• **The input**
-- Opening Marker --

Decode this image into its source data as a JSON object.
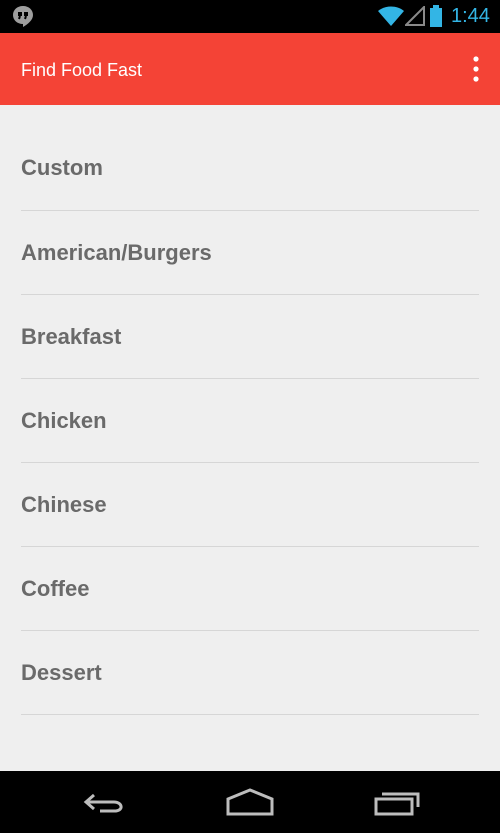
{
  "status_bar": {
    "time": "1:44",
    "icons": [
      "hangouts-icon",
      "wifi-icon",
      "signal-icon",
      "battery-icon"
    ]
  },
  "action_bar": {
    "title": "Find Food Fast",
    "background": "#f44336",
    "overflow_icon": "more-vert-icon"
  },
  "categories": [
    {
      "label": "Custom"
    },
    {
      "label": "American/Burgers"
    },
    {
      "label": "Breakfast"
    },
    {
      "label": "Chicken"
    },
    {
      "label": "Chinese"
    },
    {
      "label": "Coffee"
    },
    {
      "label": "Dessert"
    }
  ],
  "nav_bar": {
    "buttons": [
      "back-icon",
      "home-icon",
      "recents-icon"
    ]
  }
}
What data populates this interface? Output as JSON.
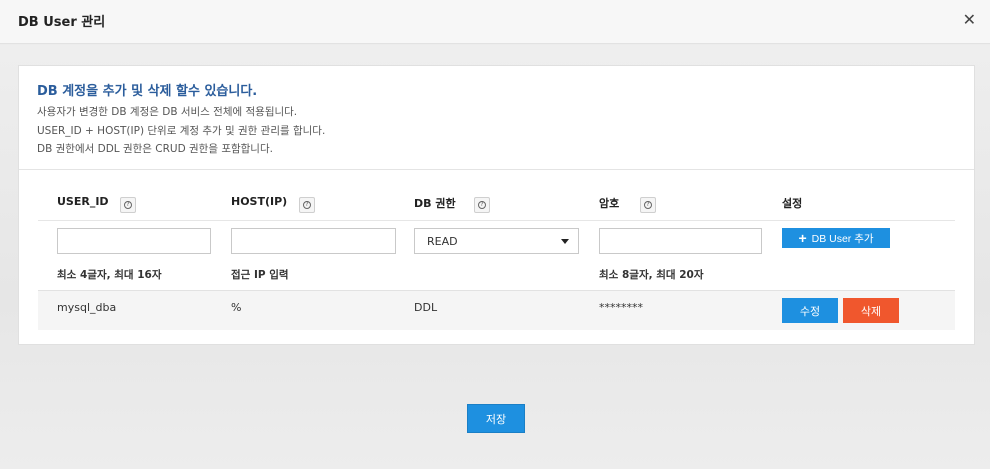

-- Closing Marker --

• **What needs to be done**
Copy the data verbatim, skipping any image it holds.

• **Answer below**
Decode this image into its source data as a JSON object.
{
  "status_bar": {
    "time": "1:44",
    "icons": [
      "hangouts-icon",
      "wifi-icon",
      "signal-icon",
      "battery-icon"
    ]
  },
  "action_bar": {
    "title": "Find Food Fast",
    "background": "#f44336",
    "overflow_icon": "more-vert-icon"
  },
  "categories": [
    {
      "label": "Custom"
    },
    {
      "label": "American/Burgers"
    },
    {
      "label": "Breakfast"
    },
    {
      "label": "Chicken"
    },
    {
      "label": "Chinese"
    },
    {
      "label": "Coffee"
    },
    {
      "label": "Dessert"
    }
  ],
  "nav_bar": {
    "buttons": [
      "back-icon",
      "home-icon",
      "recents-icon"
    ]
  }
}
What data populates this interface? Output as JSON.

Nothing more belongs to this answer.